Actions boil down to the right to privacy
Some lawsuits and litigations are related to the mapping service capturing pictures of their home and making the same public. On the other hand, some others take offense over the inadvertent collection of personal data. Basically, all these actions boil down to the right to privacy of individuals and are related to information that is made accessible publicly.
For instance, Aaron and Christine Boring from Franklin Park in Pittsburgh claimed that Street View captured photos of their home despite the signs on their driveway indicating that it is a private property. They sued the company for $25,000 and demanded that the photos of their house are removed from Google databases. And, a Pennsylvania district court found Street View car trespassing their private driveway to photograph the house and ruled in their favor. Following the same, residents in Humboldt County in California got Google remove photos of their homes captured by the Google Street View cars.
Some lawsuits against Street View that were dismissed include the activities wherein the service captures photos of private homes, car license plates and people’s faces and making them private.
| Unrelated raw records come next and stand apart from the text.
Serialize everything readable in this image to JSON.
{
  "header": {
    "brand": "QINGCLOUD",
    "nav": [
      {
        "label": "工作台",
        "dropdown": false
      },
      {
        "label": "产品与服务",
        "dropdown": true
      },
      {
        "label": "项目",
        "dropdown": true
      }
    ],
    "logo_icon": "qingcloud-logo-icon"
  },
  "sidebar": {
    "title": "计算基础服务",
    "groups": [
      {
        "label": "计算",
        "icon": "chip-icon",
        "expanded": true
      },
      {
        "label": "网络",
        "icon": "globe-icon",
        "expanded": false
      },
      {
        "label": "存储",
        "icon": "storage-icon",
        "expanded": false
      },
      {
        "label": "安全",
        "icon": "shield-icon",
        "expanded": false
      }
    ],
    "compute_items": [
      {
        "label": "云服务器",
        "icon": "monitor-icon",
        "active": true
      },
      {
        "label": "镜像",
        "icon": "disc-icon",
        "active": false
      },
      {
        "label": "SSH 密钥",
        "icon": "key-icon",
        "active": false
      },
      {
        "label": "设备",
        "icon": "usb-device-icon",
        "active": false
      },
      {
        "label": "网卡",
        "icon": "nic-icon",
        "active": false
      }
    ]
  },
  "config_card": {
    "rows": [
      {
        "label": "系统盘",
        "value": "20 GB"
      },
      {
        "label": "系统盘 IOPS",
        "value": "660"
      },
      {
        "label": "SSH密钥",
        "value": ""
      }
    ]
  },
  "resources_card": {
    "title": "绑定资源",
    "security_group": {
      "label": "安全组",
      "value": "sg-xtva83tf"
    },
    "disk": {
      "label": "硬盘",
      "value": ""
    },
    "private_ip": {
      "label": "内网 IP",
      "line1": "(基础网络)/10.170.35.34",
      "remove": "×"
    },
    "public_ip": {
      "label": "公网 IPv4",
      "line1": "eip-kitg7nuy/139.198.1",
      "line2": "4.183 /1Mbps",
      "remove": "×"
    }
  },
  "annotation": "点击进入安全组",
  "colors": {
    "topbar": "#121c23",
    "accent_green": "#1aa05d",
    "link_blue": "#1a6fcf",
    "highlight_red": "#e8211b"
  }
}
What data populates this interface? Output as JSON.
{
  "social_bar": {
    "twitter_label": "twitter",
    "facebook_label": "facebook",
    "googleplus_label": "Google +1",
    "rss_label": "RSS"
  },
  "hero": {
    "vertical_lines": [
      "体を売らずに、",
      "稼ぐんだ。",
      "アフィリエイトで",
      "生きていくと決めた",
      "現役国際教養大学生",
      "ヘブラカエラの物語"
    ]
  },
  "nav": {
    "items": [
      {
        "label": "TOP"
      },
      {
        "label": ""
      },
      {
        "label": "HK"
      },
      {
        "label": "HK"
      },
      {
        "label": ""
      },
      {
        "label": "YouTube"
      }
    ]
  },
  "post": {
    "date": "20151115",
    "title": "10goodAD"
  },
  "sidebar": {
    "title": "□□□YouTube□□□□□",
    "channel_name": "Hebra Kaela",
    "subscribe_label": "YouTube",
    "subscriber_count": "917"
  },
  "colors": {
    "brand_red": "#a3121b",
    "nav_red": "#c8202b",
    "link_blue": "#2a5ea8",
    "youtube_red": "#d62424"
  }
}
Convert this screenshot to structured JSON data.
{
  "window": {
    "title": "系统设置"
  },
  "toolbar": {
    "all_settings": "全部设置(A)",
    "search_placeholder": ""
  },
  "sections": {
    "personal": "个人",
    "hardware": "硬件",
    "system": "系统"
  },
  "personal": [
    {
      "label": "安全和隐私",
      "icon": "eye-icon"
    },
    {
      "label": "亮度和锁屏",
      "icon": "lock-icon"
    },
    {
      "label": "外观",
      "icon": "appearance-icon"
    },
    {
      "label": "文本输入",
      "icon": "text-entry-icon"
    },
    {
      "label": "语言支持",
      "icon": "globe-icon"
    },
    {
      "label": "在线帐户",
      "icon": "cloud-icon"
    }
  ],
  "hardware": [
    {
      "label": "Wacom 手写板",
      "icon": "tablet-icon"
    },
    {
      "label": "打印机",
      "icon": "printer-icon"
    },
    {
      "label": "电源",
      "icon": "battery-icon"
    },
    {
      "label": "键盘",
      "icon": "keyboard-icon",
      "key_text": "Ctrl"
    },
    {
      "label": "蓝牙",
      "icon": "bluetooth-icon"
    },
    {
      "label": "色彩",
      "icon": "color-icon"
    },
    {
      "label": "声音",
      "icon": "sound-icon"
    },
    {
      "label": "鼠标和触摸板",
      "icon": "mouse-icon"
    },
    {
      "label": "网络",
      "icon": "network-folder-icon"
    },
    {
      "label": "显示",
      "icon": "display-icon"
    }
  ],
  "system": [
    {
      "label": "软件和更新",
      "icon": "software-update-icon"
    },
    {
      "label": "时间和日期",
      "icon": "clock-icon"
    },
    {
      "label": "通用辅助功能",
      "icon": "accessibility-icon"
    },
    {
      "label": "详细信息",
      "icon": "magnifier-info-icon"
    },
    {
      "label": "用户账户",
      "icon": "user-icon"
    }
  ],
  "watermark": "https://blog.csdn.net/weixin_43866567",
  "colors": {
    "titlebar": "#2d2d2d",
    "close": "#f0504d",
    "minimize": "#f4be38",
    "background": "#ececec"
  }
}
The service lets anyone see the same and zoom in to it.
What Google has to say?
Well, Google argues that since the introduction of Street View in 2007, this mapping service is not violating any privacy-related laws and that many images that people demand to be removed can be found on the internet and other sites. For instance, it claims that the house of the Boring couple is found on the Office of Property Assessments in Allegheny County. Moreover, in response to the complaint filed by the Boring couple, the search engine giant stated that complete privacy is not possible in the current era that uses satellite-image technology.
Google admitted to have collected data
Following these, in 2010, Google Street View faced legal issues related to the invasion of privacy. It admitted that the service was using data-collecting cars that captured photographs of streets and had been recording private information of residents in the process by getting unencrypted Wi-Fi data such as MAC addresses (unique number of Wi-Fi routers) and SSID information (name of the Wi-Fi network). The company stated that this was unintentional and promised to delete the sensitive information.
To conclude, there is no conclusion to the legality of Street View. The answer to this ambiguous question is “it depends” and no one can come with a justification to the same.